Because as a whole we really have not.  We are here because there is nothing good for us there.  Many of us here end up in bottom of the ladder jobs.  And even for the youth things don’t much improve.

Research shows that though we come with the highest educational attainment in the first generation, we are the only migrants where the 2nd generation have a lower educational achievement.

Worse, Filipino youth suffer from a lack of pride, and low levels of self-esteem.  And if we’re honest, we have to admit that it all stems from the fact that our home country continues to suffer needlessly despite it’s natural riches, and because our sisters and brothers around the world continuing to be marketed as cheap skilled export workers.  No matter our personal success, the world will continue to view us as Filipino.  And if Filipino means disposable people, then that’s how we’ll be treated.

On the surface it must be difficult for Filipinos to have pride, when economic and political reality tells us that our country and people are simply there for the convenience of those with means.

But let me end with optimism.

I think there is very good reason to be proud of being Filipino.

But for me, pride can’t just be stated as a fact, it’s not just a t-shirt we can wear, or a flag we can attach to our car.  Pride must be earned.  And it’s earned through action.

Our pride is earned by those thousands and thousands that struggle for something better.  That despite the odds and very real threats to their lives, people fought back and continue to fight back.

Tonight we will hear from a few of these people.  And we hope this inspires you Filipinos, Canadians, and Filipino-Canadians, to join that struggle.

–  –  –

alex felipe

BAYAN-Canada, Toronto spokesperson / Anakbayan- Toronto organizer

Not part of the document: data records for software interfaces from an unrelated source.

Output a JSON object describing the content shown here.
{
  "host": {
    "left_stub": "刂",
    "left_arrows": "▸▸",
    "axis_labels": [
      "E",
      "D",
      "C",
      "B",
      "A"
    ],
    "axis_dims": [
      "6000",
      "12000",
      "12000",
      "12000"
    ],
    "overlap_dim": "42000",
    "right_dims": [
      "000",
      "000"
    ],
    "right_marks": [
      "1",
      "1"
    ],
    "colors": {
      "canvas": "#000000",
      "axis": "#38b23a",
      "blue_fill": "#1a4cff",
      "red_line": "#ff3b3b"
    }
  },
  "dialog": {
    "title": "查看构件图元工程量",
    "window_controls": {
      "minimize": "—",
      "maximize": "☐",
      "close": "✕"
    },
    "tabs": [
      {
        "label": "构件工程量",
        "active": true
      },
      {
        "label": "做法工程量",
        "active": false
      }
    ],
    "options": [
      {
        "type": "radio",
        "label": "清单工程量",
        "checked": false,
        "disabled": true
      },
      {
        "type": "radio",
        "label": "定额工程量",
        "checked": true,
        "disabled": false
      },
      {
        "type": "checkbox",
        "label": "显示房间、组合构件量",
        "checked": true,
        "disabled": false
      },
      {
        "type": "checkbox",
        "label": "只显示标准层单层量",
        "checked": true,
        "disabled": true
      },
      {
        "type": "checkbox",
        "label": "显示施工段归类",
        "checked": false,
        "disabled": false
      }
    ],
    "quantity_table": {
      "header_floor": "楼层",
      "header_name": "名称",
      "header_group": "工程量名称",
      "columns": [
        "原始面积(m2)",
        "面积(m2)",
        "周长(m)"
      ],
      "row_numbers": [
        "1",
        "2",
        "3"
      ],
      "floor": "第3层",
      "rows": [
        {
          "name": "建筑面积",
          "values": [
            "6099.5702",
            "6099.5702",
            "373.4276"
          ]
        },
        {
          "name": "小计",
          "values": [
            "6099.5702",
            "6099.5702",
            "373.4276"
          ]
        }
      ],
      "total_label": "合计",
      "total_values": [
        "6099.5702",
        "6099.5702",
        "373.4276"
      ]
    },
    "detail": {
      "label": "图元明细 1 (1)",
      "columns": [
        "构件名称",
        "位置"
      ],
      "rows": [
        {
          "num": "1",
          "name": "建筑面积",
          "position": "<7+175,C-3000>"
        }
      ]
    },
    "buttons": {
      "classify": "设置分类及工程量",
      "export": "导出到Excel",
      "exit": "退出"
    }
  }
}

*for non-Filipino readers, we also have connections to Canadian and international orgs that we’d love to connect you with.  Just let us know!